WHAT YOU ARE ASKED TO DO
Strip the pictures and reproduce the rest of the listing exactly.

****************

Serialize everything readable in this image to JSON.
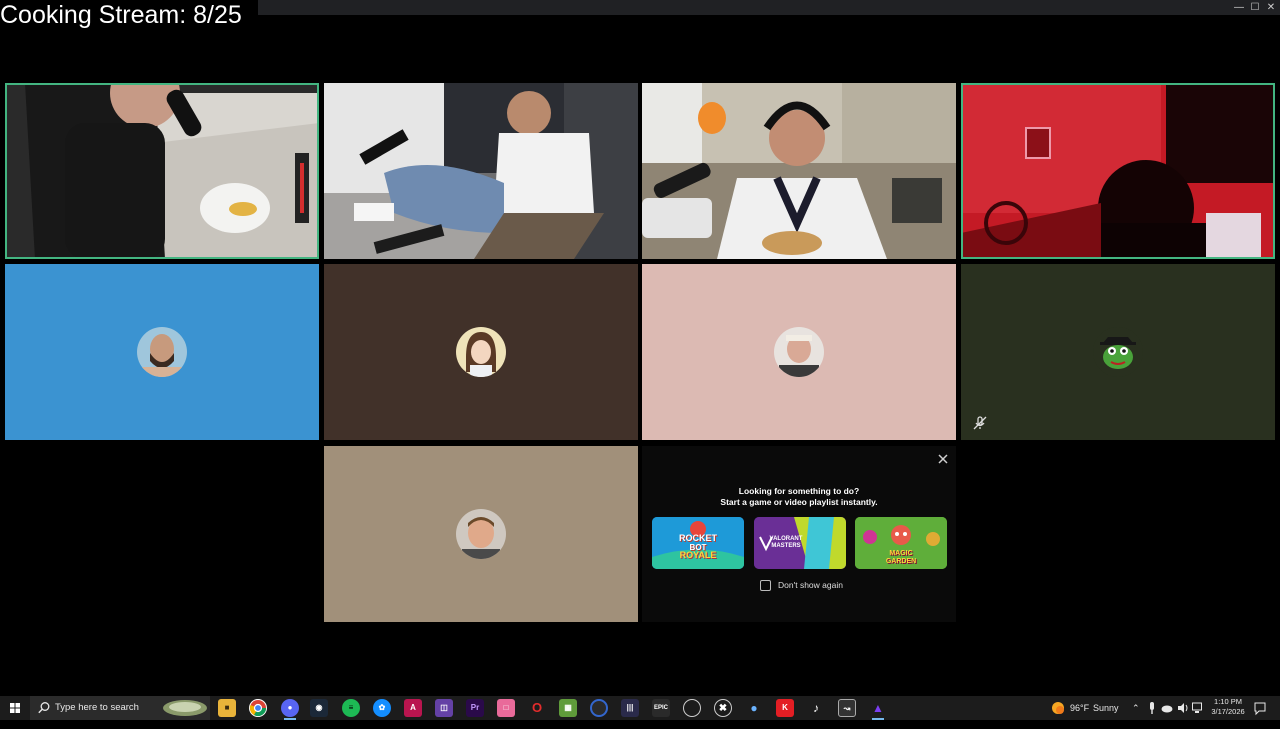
{
  "window": {
    "title": "Cooking Stream: 8/25"
  },
  "participants": [
    {
      "name": "participant-1-video",
      "speaking": true
    },
    {
      "name": "participant-2-video",
      "speaking": false
    },
    {
      "name": "participant-3-video",
      "speaking": false
    },
    {
      "name": "participant-4-video",
      "speaking": true
    },
    {
      "name": "participant-5-avatar",
      "bg": "#3b93d1"
    },
    {
      "name": "participant-6-avatar",
      "bg": "#413129"
    },
    {
      "name": "participant-7-avatar",
      "bg": "#dcbab3",
      "muted": false
    },
    {
      "name": "participant-8-avatar",
      "bg": "#29301f",
      "muted": true
    },
    {
      "name": "participant-9-avatar",
      "bg": "#a1907a"
    }
  ],
  "activity_popup": {
    "line1": "Looking for something to do?",
    "line2": "Start a game or video playlist instantly.",
    "games": [
      {
        "label": "ROCKET BOT ROYALE",
        "line_a": "ROCKET",
        "line_b": "BOT",
        "line_c": "ROYALE"
      },
      {
        "label": "VALORANT MASTERS",
        "line_a": "VALORANT",
        "line_b": "MASTERS"
      },
      {
        "label": "MAGIC GARDEN",
        "line_a": "MAGIC",
        "line_b": "GARDEN"
      }
    ],
    "dont_show_again": "Don't show again"
  },
  "taskbar": {
    "search_placeholder": "Type here to search",
    "weather_temp": "96°F",
    "weather_text": "Sunny",
    "time": "1:10 PM",
    "date": "3/17/2026",
    "icons": [
      "file-explorer-icon",
      "chrome-icon",
      "discord-icon",
      "steam-icon",
      "spotify-icon",
      "battlenet-icon",
      "app-a-icon",
      "twitch-icon",
      "premiere-icon",
      "app-icon",
      "opera-gx-icon",
      "minecraft-icon",
      "app-circle-icon",
      "app-bars-icon",
      "epic-games-icon",
      "obs-icon",
      "xbox-icon",
      "app-drop-icon",
      "app-red-icon",
      "tiktok-icon",
      "app-box-icon",
      "app-triangle-icon"
    ]
  },
  "colors": {
    "speaking_outline": "#43b581",
    "tile_blue": "#3b93d1",
    "tile_brown": "#413129",
    "tile_pink": "#dcbab3",
    "tile_olive": "#29301f",
    "tile_tan": "#a1907a"
  }
}
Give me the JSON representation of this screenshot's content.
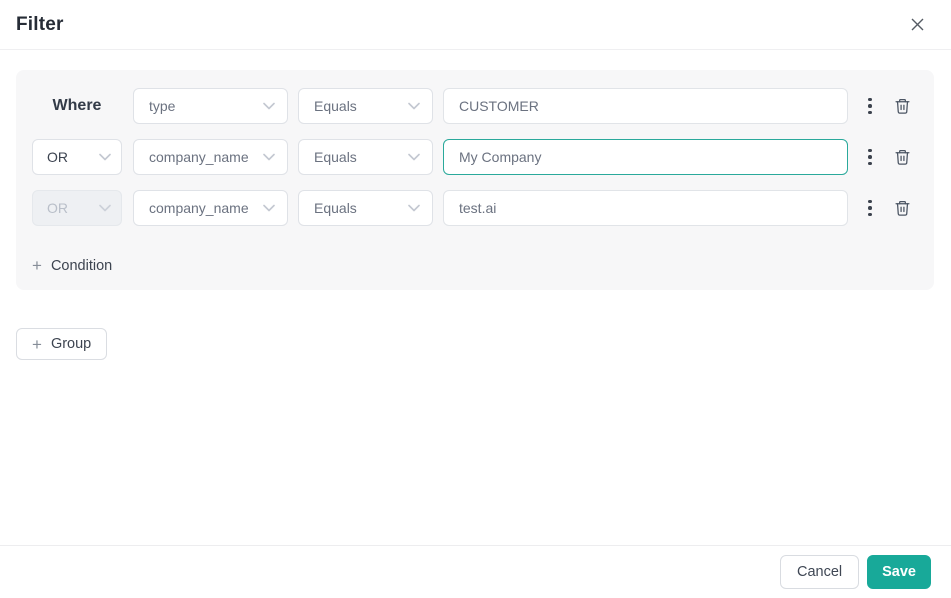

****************

ANSWER SPACE
Serialize everything readable in this image to JSON.
{
  "window": {
    "title": "Cooking Stream: 8/25"
  },
  "participants": [
    {
      "name": "participant-1-video",
      "speaking": true
    },
    {
      "name": "participant-2-video",
      "speaking": false
    },
    {
      "name": "participant-3-video",
      "speaking": false
    },
    {
      "name": "participant-4-video",
      "speaking": true
    },
    {
      "name": "participant-5-avatar",
      "bg": "#3b93d1"
    },
    {
      "name": "participant-6-avatar",
      "bg": "#413129"
    },
    {
      "name": "participant-7-avatar",
      "bg": "#dcbab3",
      "muted": false
    },
    {
      "name": "participant-8-avatar",
      "bg": "#29301f",
      "muted": true
    },
    {
      "name": "participant-9-avatar",
      "bg": "#a1907a"
    }
  ],
  "activity_popup": {
    "line1": "Looking for something to do?",
    "line2": "Start a game or video playlist instantly.",
    "games": [
      {
        "label": "ROCKET BOT ROYALE",
        "line_a": "ROCKET",
        "line_b": "BOT",
        "line_c": "ROYALE"
      },
      {
        "label": "VALORANT MASTERS",
        "line_a": "VALORANT",
        "line_b": "MASTERS"
      },
      {
        "label": "MAGIC GARDEN",
        "line_a": "MAGIC",
        "line_b": "GARDEN"
      }
    ],
    "dont_show_again": "Don't show again"
  },
  "taskbar": {
    "search_placeholder": "Type here to search",
    "weather_temp": "96°F",
    "weather_text": "Sunny",
    "time": "1:10 PM",
    "date": "3/17/2026",
    "icons": [
      "file-explorer-icon",
      "chrome-icon",
      "discord-icon",
      "steam-icon",
      "spotify-icon",
      "battlenet-icon",
      "app-a-icon",
      "twitch-icon",
      "premiere-icon",
      "app-icon",
      "opera-gx-icon",
      "minecraft-icon",
      "app-circle-icon",
      "app-bars-icon",
      "epic-games-icon",
      "obs-icon",
      "xbox-icon",
      "app-drop-icon",
      "app-red-icon",
      "tiktok-icon",
      "app-box-icon",
      "app-triangle-icon"
    ]
  },
  "colors": {
    "speaking_outline": "#43b581",
    "tile_blue": "#3b93d1",
    "tile_brown": "#413129",
    "tile_pink": "#dcbab3",
    "tile_olive": "#29301f",
    "tile_tan": "#a1907a"
  }
}
Give me the JSON representation of this screenshot's content.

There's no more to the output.